=== ASSIGNMENT ===
Would you return each record that follows word for word, without its pictures?

[Data records for software interfaces]
☆ ☆ ☆ ☆ ☆ ☆ ☆

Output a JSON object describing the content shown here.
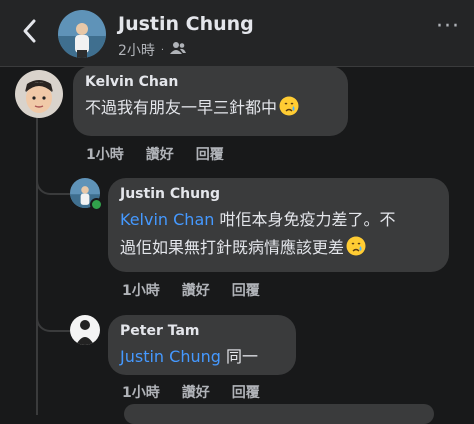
{
  "header": {
    "name": "Justin Chung",
    "time": "2小時",
    "separator": "·",
    "more": "···"
  },
  "comments": [
    {
      "author": "Kelvin Chan",
      "text": "不過我有朋友一早三針都中",
      "emoji": "sad-crying-face",
      "actions": {
        "time": "1小時",
        "like": "讚好",
        "reply": "回覆"
      }
    },
    {
      "author": "Justin Chung",
      "mention": "Kelvin Chan",
      "text_line1": "咁佢本身免疫力差了。不",
      "text_line2": "過佢如果無打針既病情應該更差",
      "emoji": "sad-crying-face",
      "actions": {
        "time": "1小時",
        "like": "讚好",
        "reply": "回覆"
      }
    },
    {
      "author": "Peter Tam",
      "mention": "Justin Chung",
      "text": "同一",
      "actions": {
        "time": "1小時",
        "like": "讚好",
        "reply": "回覆"
      }
    }
  ],
  "colors": {
    "background": "#18191a",
    "bubble": "#3a3b3c",
    "mention": "#4599ff",
    "online": "#31a24c"
  }
}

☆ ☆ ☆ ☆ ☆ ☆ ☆

=== TASK RESULT ===
Output a JSON object describing the content shown here.
{
  "header": {
    "name": "Justin Chung",
    "time": "2小時",
    "separator": "·",
    "more": "···"
  },
  "comments": [
    {
      "author": "Kelvin Chan",
      "text": "不過我有朋友一早三針都中",
      "emoji": "sad-crying-face",
      "actions": {
        "time": "1小時",
        "like": "讚好",
        "reply": "回覆"
      }
    },
    {
      "author": "Justin Chung",
      "mention": "Kelvin Chan",
      "text_line1": "咁佢本身免疫力差了。不",
      "text_line2": "過佢如果無打針既病情應該更差",
      "emoji": "sad-crying-face",
      "actions": {
        "time": "1小時",
        "like": "讚好",
        "reply": "回覆"
      }
    },
    {
      "author": "Peter Tam",
      "mention": "Justin Chung",
      "text": "同一",
      "actions": {
        "time": "1小時",
        "like": "讚好",
        "reply": "回覆"
      }
    }
  ],
  "colors": {
    "background": "#18191a",
    "bubble": "#3a3b3c",
    "mention": "#4599ff",
    "online": "#31a24c"
  }
}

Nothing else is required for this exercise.